I’d like to share with you the Chef’s Tasting Menu was served to us on October 14, 2014 – a most beautiful, exquisite and unforgettable meal from beginning to end, where I felt a little silly wanting to take pictures because I wanted to just enjoy the experience so much. I stole these shots quickly and with the subdued lighting inside and shooting by candlelight, I apologize if my photos are not as bright as I would like them.
To start was an amuse bouche of sesame tuille cornets filled with salmon tartare and red onion creme fraiche followed by Gougeres puffs filled with Gruyere cream cheese. These had the perfect combo of texture and flavor, first crispy and tart followed by soft and creamy.
Though all the courses were delicious, our favorite by far were the first appetizers served. On the left above is the signature Thomas Keller dish, Oysters and Pearls, a rich sabayon of pearl tapioca with Island Creek oysters and white sturgeon caviar. On the right is a deliciously creamy truffled egg custard served in a perfectly precision-cut egg with a potato chip. I was scraping the bottom of the eggshell looking for more!
Next served was a dish of slow roasted French Laundry garden beets with philo gold apple gelee, crispy parsnips, English walnuts and aged basalmic vinegar. This was a preview of the vegetarian tasting menu that Keller offered and one could imagine these vegetables plucked from the garden just hours before. After this dish came sautéed fillet of Pacific yellowtail served with a smoked mackerel beignet, charred eggplant béchamel, preserved Meyer lemon and spiced tomato conserve.
Here we have Georges Bank sea scallop poelee with caramelized young fennel, satsuma mandarins, macarona almond cream and Sauce Nouilly Prat followed by Wolfe Ranch white quail with glazed garden turnips, spice poached French prunes, piedmont hazelnuts, watercress and Sauce Perigourdine. I forgot to take a photo of the charcoal grilled Snake River Farms Calotte de Boeuf served with wilted arrow leaf spinach, matsutake mushrooms in a sauce Bordelaise which was absolutely amazing and cooked medium rare to perfection.
This is dish on the left is like a deep fried French toast and on the right is Tomme d’Abondance of young onions, Hopper Creek quince puree and whole grain mustard.
Then finally to end this meal, an assortment of four desserts was served that included a delicious chocolate mousse on a Valrhona chocolate cake, chilled semi-freddo in a cup, freshly made cinnamon doughnuts, pumpkin macarons, chocolate and sea salt covered macadamia nuts and your choice of fine petit fours. Gosh, we were stuffed! To top it off they gave us a little tin of butter cookies to take home with us.

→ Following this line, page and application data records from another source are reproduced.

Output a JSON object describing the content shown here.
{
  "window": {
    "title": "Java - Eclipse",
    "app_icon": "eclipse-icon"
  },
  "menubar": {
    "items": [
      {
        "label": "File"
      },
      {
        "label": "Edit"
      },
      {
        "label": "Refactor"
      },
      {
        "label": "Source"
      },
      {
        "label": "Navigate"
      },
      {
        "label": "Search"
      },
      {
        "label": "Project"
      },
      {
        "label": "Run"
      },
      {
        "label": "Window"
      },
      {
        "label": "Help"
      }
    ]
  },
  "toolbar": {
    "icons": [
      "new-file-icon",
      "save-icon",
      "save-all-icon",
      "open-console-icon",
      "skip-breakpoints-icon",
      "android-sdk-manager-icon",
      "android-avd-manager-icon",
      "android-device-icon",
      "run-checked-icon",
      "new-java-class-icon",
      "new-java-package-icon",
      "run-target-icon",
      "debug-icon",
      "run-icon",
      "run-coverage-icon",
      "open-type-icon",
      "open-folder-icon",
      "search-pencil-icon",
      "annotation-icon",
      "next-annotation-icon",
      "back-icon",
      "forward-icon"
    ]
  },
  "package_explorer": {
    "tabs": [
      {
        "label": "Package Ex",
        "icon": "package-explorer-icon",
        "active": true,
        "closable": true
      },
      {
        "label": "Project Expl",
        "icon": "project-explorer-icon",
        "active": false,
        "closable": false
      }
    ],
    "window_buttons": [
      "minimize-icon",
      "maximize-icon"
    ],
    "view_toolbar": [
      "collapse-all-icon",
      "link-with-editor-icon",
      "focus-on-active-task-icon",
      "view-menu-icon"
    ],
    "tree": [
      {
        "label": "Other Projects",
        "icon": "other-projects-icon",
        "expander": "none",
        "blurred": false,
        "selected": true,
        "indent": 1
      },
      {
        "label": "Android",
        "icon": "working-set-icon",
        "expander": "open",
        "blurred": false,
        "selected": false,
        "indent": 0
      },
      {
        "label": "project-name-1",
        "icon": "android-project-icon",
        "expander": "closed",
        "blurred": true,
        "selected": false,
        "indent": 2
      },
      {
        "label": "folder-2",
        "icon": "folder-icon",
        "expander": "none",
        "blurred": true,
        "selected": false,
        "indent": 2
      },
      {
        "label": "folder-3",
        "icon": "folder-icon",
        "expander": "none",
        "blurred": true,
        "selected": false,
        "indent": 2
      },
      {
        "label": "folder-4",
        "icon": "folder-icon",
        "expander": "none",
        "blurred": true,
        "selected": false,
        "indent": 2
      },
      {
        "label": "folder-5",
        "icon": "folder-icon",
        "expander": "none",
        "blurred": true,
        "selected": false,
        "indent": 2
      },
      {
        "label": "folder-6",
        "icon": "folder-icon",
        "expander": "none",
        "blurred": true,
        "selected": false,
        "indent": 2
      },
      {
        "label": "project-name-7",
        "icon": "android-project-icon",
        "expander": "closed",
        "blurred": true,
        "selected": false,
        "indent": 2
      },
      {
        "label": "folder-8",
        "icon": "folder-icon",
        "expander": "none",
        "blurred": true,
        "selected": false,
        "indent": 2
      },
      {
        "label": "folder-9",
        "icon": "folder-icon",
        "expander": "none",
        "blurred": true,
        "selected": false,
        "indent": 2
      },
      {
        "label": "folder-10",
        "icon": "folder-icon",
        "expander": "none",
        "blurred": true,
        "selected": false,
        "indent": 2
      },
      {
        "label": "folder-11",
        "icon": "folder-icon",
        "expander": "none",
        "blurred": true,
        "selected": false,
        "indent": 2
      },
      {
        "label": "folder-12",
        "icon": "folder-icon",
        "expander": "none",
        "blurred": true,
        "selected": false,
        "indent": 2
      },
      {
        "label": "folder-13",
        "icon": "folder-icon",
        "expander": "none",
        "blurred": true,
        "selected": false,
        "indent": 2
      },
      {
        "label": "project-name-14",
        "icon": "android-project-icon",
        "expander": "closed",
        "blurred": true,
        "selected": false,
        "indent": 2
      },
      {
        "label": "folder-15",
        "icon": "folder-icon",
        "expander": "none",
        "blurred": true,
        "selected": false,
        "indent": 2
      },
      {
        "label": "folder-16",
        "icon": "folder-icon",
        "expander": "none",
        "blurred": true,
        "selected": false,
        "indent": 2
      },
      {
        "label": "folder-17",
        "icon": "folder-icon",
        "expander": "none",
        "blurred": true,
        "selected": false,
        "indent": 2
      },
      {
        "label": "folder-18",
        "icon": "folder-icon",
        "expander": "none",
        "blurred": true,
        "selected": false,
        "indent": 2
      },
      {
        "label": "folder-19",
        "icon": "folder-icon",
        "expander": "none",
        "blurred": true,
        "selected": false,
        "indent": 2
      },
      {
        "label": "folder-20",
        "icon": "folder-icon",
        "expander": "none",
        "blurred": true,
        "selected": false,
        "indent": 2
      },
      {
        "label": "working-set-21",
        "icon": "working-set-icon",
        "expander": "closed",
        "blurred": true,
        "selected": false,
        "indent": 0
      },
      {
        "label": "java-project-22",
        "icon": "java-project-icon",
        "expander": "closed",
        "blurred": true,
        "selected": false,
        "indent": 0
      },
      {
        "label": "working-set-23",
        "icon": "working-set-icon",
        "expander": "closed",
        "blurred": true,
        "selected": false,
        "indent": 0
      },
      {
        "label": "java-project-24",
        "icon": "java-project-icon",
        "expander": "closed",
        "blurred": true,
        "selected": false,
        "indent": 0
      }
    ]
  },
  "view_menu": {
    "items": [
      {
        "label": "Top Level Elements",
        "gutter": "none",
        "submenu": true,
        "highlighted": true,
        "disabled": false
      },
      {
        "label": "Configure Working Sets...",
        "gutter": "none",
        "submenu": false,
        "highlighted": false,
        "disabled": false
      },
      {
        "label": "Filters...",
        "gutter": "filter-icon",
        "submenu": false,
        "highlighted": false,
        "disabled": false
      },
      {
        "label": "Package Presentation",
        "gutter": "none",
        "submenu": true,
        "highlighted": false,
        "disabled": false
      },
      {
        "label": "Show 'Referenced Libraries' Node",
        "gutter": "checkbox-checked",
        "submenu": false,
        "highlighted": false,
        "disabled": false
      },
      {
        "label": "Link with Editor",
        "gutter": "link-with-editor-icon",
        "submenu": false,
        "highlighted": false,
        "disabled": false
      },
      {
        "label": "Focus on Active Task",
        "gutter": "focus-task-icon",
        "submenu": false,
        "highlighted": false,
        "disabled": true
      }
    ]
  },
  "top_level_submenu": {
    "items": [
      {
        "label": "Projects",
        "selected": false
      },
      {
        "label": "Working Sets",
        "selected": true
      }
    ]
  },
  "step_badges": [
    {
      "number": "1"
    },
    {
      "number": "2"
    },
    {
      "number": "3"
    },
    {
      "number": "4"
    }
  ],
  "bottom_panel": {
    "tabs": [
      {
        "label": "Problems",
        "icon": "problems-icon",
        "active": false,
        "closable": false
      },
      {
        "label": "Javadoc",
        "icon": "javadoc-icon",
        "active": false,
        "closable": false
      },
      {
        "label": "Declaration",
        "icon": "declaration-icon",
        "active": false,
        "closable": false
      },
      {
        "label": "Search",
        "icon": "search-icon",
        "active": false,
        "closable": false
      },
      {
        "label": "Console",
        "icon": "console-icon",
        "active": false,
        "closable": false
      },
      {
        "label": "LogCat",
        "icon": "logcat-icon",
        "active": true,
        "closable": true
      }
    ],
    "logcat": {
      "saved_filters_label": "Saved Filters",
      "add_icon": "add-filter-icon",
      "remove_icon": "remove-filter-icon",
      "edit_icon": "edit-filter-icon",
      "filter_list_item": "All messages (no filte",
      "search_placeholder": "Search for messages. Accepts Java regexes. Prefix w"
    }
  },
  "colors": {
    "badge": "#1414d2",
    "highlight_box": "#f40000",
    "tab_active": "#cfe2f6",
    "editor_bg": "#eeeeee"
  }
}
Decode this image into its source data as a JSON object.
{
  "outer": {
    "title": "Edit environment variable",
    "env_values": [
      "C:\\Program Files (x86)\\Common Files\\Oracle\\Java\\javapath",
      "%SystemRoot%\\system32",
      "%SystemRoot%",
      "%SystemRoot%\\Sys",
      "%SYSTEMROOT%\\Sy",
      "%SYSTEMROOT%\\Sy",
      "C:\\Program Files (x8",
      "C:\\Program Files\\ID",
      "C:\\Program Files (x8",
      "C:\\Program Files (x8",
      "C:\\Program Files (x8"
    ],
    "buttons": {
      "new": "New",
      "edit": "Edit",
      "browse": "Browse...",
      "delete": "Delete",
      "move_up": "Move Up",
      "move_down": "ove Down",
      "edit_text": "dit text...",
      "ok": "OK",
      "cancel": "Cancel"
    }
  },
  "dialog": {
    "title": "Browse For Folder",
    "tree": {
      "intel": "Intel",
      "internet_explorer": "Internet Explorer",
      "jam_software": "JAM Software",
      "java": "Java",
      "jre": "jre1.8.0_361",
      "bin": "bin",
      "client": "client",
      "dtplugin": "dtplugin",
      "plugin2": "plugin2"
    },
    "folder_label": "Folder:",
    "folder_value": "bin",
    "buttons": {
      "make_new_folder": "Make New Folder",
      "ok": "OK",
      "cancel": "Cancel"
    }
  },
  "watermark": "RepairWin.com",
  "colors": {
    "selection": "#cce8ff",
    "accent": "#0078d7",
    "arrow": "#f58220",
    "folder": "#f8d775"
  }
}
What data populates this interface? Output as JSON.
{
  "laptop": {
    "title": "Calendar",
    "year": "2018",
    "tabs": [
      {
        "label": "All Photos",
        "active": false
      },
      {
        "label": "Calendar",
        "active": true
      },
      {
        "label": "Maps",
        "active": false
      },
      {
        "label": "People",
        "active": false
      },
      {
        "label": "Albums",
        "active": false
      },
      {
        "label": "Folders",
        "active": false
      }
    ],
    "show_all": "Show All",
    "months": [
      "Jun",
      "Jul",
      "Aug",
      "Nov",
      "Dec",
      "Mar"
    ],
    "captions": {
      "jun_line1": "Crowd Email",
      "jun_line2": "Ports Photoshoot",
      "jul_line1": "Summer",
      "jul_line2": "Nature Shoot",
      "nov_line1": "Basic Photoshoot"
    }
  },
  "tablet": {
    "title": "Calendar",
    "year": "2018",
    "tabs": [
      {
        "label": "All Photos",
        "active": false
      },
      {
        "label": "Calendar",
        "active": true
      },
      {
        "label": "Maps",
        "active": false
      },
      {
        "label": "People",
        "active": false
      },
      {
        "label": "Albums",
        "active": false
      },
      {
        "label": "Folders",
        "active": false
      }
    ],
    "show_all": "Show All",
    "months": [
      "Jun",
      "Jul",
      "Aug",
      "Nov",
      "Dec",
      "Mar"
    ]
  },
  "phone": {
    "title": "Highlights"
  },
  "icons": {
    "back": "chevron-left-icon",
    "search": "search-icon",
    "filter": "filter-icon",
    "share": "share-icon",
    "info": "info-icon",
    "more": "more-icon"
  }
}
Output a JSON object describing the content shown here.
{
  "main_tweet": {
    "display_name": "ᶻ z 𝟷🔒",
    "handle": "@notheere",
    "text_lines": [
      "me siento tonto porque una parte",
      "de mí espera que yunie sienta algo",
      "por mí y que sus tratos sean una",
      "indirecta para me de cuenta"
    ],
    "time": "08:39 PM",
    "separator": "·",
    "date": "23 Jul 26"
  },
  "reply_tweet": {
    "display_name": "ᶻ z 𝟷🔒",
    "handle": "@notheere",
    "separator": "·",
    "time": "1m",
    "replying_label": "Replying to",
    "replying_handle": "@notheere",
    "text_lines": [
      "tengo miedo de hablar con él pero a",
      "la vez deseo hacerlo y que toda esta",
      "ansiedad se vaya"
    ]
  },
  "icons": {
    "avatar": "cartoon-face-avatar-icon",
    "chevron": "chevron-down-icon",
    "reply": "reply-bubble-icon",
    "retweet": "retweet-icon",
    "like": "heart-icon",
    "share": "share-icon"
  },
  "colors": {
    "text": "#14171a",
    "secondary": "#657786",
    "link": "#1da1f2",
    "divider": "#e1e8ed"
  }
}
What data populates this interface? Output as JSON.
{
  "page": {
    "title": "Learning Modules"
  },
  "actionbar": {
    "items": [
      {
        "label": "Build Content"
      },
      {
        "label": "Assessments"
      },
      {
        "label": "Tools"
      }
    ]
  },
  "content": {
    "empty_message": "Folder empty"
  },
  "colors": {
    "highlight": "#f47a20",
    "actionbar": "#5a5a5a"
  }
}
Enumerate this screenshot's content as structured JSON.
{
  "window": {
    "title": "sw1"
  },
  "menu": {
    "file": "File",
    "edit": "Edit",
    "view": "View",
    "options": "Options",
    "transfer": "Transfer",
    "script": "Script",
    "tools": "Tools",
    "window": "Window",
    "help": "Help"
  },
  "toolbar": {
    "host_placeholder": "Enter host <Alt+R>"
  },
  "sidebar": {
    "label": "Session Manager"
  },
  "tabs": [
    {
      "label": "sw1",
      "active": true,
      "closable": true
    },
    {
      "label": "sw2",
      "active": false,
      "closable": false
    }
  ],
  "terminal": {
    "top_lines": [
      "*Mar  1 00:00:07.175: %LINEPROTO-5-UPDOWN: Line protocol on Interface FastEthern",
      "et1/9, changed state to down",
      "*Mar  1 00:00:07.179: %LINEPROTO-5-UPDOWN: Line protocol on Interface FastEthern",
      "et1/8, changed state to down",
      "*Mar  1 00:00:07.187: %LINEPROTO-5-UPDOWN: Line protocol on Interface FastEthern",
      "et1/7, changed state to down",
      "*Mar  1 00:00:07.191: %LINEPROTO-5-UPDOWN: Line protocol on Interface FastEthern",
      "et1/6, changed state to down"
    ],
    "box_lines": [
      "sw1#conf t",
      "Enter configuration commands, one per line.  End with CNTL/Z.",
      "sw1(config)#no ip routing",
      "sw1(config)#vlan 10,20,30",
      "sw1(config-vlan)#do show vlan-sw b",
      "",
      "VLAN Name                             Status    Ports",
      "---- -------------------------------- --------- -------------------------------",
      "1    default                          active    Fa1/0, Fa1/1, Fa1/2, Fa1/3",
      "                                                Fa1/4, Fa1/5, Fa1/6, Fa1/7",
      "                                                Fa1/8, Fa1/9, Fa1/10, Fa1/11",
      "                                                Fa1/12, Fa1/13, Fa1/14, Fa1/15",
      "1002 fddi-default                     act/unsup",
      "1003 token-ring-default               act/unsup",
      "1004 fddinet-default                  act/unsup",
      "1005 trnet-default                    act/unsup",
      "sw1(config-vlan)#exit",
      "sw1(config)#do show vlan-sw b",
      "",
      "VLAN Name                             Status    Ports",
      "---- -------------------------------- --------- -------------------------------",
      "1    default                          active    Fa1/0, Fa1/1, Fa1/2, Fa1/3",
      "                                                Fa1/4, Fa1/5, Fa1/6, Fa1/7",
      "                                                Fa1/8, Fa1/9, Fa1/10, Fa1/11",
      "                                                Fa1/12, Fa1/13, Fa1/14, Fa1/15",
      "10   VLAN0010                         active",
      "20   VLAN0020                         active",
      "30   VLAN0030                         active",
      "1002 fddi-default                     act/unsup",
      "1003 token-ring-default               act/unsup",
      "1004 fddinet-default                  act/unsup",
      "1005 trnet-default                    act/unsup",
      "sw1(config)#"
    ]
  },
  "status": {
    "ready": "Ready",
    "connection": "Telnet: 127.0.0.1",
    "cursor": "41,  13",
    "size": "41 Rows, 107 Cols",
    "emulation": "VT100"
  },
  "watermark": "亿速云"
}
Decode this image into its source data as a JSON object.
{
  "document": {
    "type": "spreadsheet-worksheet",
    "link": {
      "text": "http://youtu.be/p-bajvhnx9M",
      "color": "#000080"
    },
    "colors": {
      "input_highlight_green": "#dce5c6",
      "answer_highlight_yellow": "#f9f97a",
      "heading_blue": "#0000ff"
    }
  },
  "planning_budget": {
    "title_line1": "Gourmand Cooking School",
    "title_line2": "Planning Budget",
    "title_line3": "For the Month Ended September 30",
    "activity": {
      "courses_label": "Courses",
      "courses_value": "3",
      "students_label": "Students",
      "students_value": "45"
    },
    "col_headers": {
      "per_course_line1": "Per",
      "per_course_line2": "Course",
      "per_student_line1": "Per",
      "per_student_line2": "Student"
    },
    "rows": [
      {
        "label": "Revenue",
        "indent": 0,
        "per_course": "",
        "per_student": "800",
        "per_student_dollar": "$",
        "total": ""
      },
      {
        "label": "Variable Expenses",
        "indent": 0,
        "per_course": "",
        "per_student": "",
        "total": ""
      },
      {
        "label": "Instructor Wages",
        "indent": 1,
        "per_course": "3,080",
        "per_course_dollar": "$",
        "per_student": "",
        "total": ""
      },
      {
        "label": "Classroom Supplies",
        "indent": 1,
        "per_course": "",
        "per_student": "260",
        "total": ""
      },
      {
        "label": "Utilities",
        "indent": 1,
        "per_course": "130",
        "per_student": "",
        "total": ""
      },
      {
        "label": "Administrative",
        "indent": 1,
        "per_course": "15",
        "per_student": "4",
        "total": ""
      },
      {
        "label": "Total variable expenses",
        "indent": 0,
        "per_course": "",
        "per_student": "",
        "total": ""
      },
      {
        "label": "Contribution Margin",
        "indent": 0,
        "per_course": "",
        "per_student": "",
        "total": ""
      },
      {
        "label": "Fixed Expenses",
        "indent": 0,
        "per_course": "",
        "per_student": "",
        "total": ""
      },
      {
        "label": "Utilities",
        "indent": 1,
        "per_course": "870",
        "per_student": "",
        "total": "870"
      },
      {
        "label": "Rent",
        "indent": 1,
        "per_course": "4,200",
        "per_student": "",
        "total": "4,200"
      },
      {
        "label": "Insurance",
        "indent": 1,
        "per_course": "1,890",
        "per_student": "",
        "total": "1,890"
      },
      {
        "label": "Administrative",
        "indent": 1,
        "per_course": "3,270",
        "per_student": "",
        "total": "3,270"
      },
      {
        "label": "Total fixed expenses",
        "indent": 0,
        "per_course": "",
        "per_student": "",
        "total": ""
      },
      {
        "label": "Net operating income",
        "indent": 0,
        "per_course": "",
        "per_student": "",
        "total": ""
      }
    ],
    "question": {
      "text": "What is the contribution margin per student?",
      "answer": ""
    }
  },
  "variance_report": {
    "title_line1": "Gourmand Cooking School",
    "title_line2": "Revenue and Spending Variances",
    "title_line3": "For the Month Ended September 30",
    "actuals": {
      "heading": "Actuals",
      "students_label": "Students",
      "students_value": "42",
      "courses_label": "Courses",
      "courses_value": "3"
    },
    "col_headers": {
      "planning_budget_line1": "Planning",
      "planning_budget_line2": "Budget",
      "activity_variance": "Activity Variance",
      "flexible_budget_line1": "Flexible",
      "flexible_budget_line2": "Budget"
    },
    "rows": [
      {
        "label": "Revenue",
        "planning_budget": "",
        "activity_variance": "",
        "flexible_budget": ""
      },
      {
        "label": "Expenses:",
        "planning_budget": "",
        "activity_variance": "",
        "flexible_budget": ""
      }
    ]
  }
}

Would I come back and do it again? Absolutely! It definitely should be on the bucket list of any foodie. But there are also many more restaurants I’d like to try in the Napa Valley area, good value for money without the stress of a reservation or wait list.
6640 Washington St, Yountville, CA
For reservations, call +1 707-944-2380
Check other posts..
We are two friends who were former magazine editors. Having moved onto other things, we both realized that the creative flow the publishing world used to offer us was missing from our lives. Armed with a common love of travel to the exotic and familiar, a penchant for the bohemian, an obsession with food and a lust for writing, we decided to collaborate our unique and fashionable journeys through life together in one passion project.
We are The Gypsetters.